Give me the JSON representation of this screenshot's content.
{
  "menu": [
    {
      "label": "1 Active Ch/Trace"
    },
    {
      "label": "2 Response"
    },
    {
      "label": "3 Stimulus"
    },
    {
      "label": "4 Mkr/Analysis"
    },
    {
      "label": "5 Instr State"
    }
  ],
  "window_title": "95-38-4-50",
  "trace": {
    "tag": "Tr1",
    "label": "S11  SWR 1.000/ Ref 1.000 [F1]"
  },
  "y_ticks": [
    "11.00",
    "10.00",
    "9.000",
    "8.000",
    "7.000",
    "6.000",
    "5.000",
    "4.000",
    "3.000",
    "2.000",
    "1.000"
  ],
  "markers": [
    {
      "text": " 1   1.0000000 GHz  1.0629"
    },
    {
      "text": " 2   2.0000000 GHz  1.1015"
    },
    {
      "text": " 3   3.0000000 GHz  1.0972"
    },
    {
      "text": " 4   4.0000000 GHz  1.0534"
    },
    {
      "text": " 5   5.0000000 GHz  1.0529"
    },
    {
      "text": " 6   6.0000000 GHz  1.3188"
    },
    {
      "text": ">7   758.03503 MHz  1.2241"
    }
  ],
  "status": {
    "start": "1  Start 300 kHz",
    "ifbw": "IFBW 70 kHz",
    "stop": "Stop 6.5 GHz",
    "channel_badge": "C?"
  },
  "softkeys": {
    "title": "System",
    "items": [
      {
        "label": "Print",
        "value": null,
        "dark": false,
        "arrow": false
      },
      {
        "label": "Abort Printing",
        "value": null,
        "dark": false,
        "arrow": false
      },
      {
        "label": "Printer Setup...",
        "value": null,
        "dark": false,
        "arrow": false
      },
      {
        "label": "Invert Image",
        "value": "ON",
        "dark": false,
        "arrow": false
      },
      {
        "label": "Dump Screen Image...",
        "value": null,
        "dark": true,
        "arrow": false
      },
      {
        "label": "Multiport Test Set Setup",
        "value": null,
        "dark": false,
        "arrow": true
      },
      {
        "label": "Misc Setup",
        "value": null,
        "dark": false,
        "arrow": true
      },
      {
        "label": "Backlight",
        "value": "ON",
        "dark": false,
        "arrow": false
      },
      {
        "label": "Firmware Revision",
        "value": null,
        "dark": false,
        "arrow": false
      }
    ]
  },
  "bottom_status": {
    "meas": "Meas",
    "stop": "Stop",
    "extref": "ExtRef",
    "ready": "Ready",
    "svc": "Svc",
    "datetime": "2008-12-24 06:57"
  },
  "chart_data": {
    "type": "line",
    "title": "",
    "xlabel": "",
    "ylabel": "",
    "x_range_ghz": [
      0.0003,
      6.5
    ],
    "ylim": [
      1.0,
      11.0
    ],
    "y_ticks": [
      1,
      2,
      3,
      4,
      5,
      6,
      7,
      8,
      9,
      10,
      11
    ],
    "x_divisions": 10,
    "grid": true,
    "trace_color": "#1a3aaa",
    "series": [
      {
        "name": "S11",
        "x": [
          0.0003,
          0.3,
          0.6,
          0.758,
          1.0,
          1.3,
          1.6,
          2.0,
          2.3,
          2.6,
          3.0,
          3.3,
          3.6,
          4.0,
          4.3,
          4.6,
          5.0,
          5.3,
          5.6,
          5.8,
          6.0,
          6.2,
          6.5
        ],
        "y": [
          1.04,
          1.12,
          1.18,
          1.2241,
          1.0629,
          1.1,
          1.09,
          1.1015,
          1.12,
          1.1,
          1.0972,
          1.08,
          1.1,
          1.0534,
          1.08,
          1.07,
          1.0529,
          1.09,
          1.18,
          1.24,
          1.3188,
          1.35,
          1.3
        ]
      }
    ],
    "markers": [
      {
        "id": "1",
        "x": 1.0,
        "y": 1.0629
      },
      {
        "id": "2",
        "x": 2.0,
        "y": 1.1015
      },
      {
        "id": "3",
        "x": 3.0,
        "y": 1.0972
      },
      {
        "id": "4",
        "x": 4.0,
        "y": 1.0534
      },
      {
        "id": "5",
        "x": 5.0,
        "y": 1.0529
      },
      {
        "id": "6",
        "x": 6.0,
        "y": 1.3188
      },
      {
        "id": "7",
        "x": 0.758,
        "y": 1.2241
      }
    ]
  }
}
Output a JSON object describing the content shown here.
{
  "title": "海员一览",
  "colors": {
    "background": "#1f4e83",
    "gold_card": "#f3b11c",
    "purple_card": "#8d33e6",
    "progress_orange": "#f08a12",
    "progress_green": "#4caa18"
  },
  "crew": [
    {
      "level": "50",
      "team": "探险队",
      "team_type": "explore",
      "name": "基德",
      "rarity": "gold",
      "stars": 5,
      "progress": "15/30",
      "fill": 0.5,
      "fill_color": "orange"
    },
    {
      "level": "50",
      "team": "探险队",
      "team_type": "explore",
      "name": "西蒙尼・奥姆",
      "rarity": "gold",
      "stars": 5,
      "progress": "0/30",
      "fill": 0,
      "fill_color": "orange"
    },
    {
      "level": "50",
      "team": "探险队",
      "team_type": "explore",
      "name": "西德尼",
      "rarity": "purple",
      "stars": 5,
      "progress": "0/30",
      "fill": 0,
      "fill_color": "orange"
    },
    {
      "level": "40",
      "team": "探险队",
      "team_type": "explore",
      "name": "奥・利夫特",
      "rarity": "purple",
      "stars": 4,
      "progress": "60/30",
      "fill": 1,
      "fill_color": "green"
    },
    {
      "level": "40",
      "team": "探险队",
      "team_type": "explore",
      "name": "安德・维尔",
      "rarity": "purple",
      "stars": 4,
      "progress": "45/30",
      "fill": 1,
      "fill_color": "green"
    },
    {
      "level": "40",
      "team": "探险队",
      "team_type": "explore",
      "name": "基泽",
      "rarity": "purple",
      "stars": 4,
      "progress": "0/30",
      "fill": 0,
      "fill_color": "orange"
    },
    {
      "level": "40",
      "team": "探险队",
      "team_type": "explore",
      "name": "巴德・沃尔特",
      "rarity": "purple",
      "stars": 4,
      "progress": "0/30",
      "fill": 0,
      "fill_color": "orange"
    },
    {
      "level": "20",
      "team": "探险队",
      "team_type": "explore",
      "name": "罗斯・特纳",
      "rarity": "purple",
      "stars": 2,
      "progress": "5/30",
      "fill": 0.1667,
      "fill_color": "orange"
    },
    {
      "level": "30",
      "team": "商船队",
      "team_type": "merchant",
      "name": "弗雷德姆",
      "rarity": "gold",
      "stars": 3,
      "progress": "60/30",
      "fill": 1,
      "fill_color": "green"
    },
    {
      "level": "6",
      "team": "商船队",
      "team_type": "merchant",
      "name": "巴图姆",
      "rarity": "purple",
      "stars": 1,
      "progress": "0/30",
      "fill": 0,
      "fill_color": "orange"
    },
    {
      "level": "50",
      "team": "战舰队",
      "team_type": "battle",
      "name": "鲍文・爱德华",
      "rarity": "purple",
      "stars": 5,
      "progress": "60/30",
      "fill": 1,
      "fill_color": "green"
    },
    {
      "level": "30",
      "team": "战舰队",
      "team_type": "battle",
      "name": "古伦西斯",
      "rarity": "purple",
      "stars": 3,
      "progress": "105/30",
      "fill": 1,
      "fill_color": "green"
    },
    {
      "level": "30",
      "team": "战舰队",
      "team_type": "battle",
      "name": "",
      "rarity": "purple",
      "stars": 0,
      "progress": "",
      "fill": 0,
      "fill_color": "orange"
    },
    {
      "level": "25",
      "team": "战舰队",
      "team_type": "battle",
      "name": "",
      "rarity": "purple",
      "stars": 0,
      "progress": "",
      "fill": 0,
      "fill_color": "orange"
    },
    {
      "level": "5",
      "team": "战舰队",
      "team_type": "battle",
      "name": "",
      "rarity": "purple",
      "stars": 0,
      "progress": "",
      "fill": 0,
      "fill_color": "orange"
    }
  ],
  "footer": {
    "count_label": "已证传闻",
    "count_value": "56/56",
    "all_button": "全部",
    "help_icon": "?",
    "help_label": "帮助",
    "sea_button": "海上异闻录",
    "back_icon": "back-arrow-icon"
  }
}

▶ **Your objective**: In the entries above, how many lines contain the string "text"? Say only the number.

▶ **Solution to the problem**: 7